Paul kicks off this episode by attaching the apron to the leg frames. He then continues to complete the next step by gluing the bench top to the apron. Once this is done Paul works on fixing the bench top to the bearers by screwing it into place. Paul then finishes this episode off by fixing the supporting rails for the wellboard into place.
With the garden looking decidedly bright and beautiful, Paul brings us this perfectly formed Garden Bench. The use of drawbore joinery means that no glue is used in this project. On the aesthetic side, it showcases those subtle touches that Paul is so adept at using to bring a piece together and elevate it above the merely functional. It’s also very comfy.
Drawer bottom grooves are up first in this fifth episode. Paul uses a plough plane to make the grooves and then moves on to cutting the housing dadoes for the back of the drawer. Paul has a few tricks of the trade that make this process a bit faster. He then fits the drawer bottom by bevelling the sides of bottom piece to fit the groove.
The leg frame joinery is a very precise fit and things can go wrong if you are not experienced with how to deal with what we call glue freeze. One of Paul’s leg frames starts to stick but Paul explains throughout the glue up exactly how he deals with stubborn assemblies for a successful outcome…

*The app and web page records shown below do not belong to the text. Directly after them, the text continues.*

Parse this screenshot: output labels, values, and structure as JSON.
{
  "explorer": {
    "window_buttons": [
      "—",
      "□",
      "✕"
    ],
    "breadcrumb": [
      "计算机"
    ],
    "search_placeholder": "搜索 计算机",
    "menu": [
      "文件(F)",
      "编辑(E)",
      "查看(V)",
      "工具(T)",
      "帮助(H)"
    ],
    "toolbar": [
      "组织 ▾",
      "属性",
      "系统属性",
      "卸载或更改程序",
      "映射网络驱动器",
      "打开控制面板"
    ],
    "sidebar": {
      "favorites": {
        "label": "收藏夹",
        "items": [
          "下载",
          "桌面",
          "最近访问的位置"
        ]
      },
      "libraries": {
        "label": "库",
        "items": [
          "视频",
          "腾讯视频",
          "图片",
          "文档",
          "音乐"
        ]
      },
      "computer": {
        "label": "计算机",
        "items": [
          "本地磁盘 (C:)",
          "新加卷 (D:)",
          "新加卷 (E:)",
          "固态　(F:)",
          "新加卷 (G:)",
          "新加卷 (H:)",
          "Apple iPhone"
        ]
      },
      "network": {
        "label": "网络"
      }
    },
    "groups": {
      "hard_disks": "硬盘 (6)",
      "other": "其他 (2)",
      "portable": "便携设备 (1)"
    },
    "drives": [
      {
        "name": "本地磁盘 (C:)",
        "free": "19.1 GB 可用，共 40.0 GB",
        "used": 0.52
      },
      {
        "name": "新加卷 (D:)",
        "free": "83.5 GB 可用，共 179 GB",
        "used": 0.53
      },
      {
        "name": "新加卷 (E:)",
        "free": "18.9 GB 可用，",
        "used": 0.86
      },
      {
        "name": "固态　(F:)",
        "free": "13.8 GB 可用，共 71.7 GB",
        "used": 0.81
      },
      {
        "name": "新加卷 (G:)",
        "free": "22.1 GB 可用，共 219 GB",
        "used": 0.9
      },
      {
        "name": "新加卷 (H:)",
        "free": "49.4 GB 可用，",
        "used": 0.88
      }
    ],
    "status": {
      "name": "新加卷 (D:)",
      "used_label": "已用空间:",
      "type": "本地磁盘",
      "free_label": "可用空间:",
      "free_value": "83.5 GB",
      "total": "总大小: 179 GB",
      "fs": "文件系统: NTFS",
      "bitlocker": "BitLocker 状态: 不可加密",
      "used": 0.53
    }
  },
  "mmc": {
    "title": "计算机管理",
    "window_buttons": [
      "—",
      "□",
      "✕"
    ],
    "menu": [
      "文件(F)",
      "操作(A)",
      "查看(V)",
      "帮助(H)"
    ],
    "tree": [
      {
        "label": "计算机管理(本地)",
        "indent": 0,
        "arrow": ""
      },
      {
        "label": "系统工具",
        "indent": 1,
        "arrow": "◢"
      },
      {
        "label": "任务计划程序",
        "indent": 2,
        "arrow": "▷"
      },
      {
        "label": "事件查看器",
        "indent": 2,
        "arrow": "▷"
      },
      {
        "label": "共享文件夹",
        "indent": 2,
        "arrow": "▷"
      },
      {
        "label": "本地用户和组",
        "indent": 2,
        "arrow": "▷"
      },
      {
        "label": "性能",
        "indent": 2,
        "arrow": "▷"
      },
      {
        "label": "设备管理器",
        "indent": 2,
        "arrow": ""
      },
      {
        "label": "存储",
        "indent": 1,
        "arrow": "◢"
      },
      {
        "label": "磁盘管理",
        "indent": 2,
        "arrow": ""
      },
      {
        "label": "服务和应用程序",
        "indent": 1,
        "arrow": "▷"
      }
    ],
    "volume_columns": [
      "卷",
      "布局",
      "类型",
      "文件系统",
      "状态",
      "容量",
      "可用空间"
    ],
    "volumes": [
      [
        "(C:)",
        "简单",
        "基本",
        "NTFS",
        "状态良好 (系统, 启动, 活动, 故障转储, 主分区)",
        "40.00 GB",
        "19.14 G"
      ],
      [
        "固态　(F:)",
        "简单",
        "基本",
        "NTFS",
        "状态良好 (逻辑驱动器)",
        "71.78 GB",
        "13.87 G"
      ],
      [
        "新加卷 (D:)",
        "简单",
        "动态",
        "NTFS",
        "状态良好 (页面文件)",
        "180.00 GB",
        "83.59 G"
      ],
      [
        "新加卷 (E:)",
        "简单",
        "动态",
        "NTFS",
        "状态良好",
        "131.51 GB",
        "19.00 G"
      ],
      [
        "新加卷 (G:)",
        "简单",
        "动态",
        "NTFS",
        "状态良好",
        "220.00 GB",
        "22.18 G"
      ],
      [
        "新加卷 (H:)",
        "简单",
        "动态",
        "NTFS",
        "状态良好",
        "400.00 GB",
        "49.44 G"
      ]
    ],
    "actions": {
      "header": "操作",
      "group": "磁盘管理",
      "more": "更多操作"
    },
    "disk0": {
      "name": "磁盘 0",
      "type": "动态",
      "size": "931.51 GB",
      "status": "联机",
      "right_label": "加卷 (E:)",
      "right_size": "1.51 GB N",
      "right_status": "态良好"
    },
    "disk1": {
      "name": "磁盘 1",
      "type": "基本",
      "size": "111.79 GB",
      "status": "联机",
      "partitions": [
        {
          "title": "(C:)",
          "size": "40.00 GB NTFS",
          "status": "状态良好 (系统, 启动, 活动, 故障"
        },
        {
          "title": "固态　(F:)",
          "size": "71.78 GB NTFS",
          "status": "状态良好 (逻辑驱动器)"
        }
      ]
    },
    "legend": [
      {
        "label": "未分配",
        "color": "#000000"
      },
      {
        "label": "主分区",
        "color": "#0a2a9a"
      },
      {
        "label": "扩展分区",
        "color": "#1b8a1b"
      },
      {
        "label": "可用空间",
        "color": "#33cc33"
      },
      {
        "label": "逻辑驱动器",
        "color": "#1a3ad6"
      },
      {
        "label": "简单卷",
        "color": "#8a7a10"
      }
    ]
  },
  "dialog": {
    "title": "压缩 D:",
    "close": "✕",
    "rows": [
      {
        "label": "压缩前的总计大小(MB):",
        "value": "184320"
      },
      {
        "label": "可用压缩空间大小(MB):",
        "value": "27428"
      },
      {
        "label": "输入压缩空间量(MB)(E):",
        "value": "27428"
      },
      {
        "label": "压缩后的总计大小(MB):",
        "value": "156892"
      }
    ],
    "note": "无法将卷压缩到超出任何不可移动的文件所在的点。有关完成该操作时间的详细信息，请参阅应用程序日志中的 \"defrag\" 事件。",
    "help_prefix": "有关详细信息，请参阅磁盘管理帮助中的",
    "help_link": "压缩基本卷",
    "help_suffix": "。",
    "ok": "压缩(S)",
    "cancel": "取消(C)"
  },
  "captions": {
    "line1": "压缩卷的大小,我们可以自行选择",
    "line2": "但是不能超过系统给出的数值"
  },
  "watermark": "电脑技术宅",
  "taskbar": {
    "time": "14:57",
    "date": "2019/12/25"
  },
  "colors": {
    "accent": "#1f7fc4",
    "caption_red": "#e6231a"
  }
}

Paul kicks off this episode by measuring up the drawer fronts. He demonstrates how to measure the front panels to ensure a snug fit into the carcass. After planing the ends of the drawer front, using his Knifewall technique, Paul cuts the wood down to size. After this he continues with the drawer construction and demonstrates the layout and the cutting for the half-lap dovetail joints.